Source information:

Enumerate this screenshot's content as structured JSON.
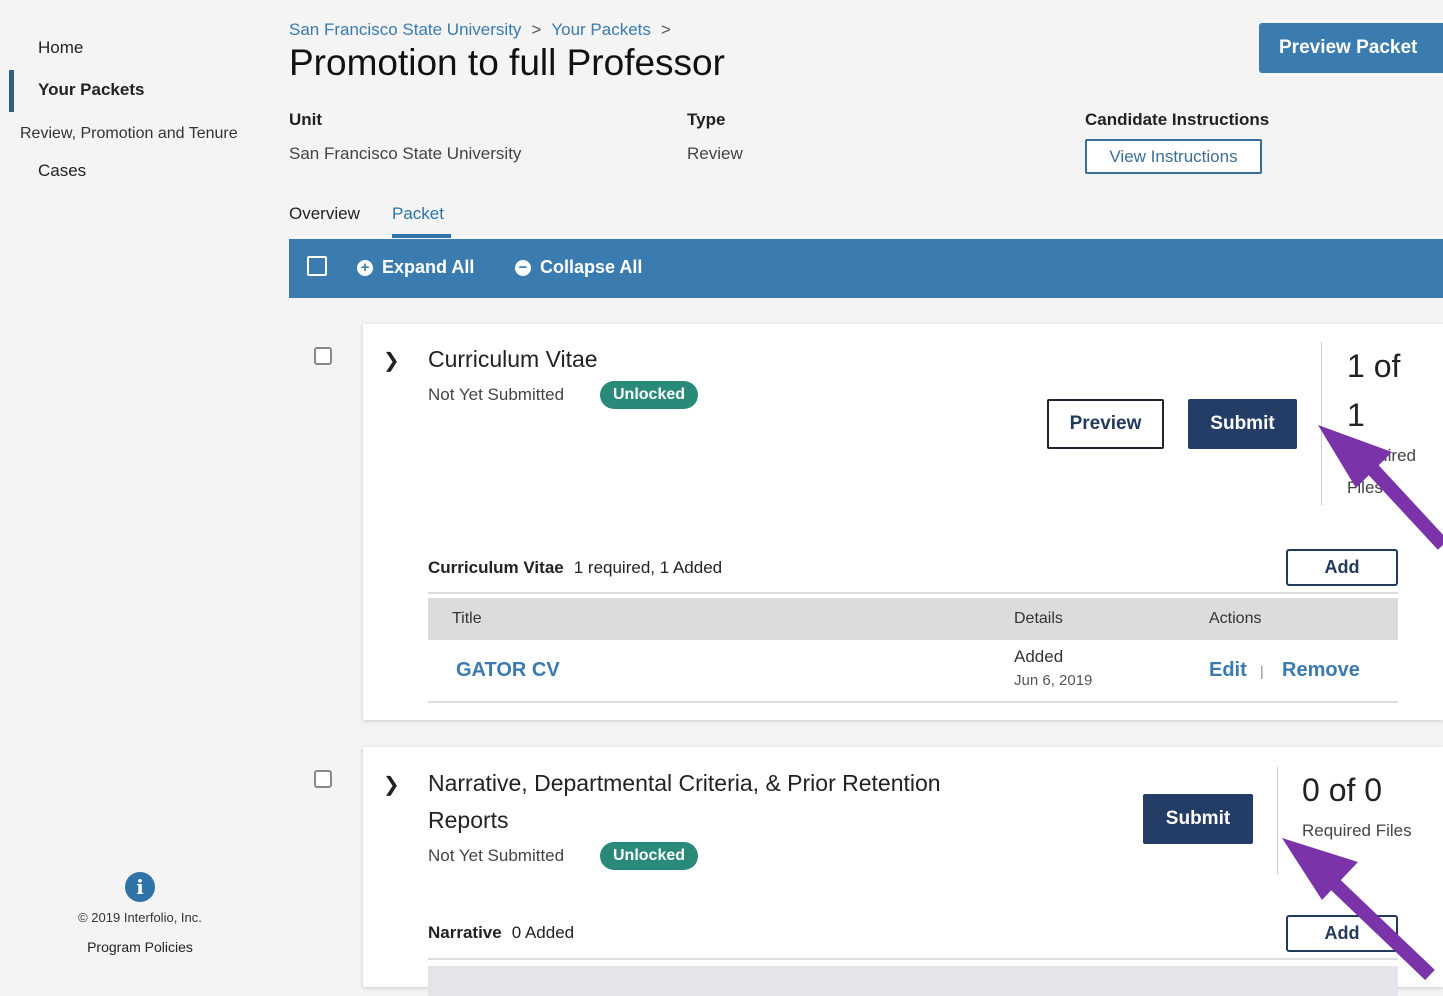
{
  "sidebar": {
    "home": "Home",
    "your_packets": "Your Packets",
    "section": "Review, Promotion and Tenure",
    "cases": "Cases"
  },
  "footer": {
    "copyright": "© 2019 Interfolio, Inc.",
    "policies": "Program Policies"
  },
  "breadcrumb": [
    "San Francisco State University",
    "Your Packets"
  ],
  "page_title": "Promotion to full Professor",
  "preview_packet": "Preview Packet",
  "meta": {
    "unit_label": "Unit",
    "unit_value": "San Francisco State University",
    "type_label": "Type",
    "type_value": "Review",
    "instructions_label": "Candidate Instructions",
    "instructions_button": "View Instructions"
  },
  "tabs": [
    "Overview",
    "Packet"
  ],
  "toolbar": {
    "expand": "Expand All",
    "collapse": "Collapse All"
  },
  "section1": {
    "title": "Curriculum Vitae",
    "status": "Not Yet Submitted",
    "badge": "Unlocked",
    "preview": "Preview",
    "submit": "Submit",
    "count": "1 of",
    "count2": "1",
    "count_sub": "Required",
    "count_sub2": "Files",
    "list_label": "Curriculum Vitae",
    "list_info": "1 required, 1 Added",
    "add": "Add",
    "columns": [
      "Title",
      "Details",
      "Actions"
    ],
    "rows": [
      {
        "title": "GATOR CV",
        "detail": "Added",
        "date": "Jun 6, 2019",
        "edit": "Edit",
        "sep": "|",
        "remove": "Remove"
      }
    ]
  },
  "section2": {
    "title_line1": "Narrative, Departmental Criteria, & Prior Retention",
    "title_line2": "Reports",
    "status": "Not Yet Submitted",
    "badge": "Unlocked",
    "submit": "Submit",
    "count": "0 of 0",
    "count_sub": "Required Files",
    "list_label": "Narrative",
    "list_info": "0 Added",
    "add": "Add"
  },
  "colors": {
    "primary": "#3b7cb0",
    "dark_button": "#233d66",
    "badge": "#2a8a7a",
    "arrow": "#7a33a8"
  }
}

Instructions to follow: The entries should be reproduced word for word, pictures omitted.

The answer:
Enumerate this screenshot's content as structured JSON.
{
  "sidebar": {
    "home": "Home",
    "your_packets": "Your Packets",
    "section": "Review, Promotion and Tenure",
    "cases": "Cases"
  },
  "footer": {
    "copyright": "© 2019 Interfolio, Inc.",
    "policies": "Program Policies"
  },
  "breadcrumb": [
    "San Francisco State University",
    "Your Packets"
  ],
  "page_title": "Promotion to full Professor",
  "preview_packet": "Preview Packet",
  "meta": {
    "unit_label": "Unit",
    "unit_value": "San Francisco State University",
    "type_label": "Type",
    "type_value": "Review",
    "instructions_label": "Candidate Instructions",
    "instructions_button": "View Instructions"
  },
  "tabs": [
    "Overview",
    "Packet"
  ],
  "toolbar": {
    "expand": "Expand All",
    "collapse": "Collapse All"
  },
  "section1": {
    "title": "Curriculum Vitae",
    "status": "Not Yet Submitted",
    "badge": "Unlocked",
    "preview": "Preview",
    "submit": "Submit",
    "count": "1 of",
    "count2": "1",
    "count_sub": "Required",
    "count_sub2": "Files",
    "list_label": "Curriculum Vitae",
    "list_info": "1 required, 1 Added",
    "add": "Add",
    "columns": [
      "Title",
      "Details",
      "Actions"
    ],
    "rows": [
      {
        "title": "GATOR CV",
        "detail": "Added",
        "date": "Jun 6, 2019",
        "edit": "Edit",
        "sep": "|",
        "remove": "Remove"
      }
    ]
  },
  "section2": {
    "title_line1": "Narrative, Departmental Criteria, & Prior Retention",
    "title_line2": "Reports",
    "status": "Not Yet Submitted",
    "badge": "Unlocked",
    "submit": "Submit",
    "count": "0 of 0",
    "count_sub": "Required Files",
    "list_label": "Narrative",
    "list_info": "0 Added",
    "add": "Add"
  },
  "colors": {
    "primary": "#3b7cb0",
    "dark_button": "#233d66",
    "badge": "#2a8a7a",
    "arrow": "#7a33a8"
  }
}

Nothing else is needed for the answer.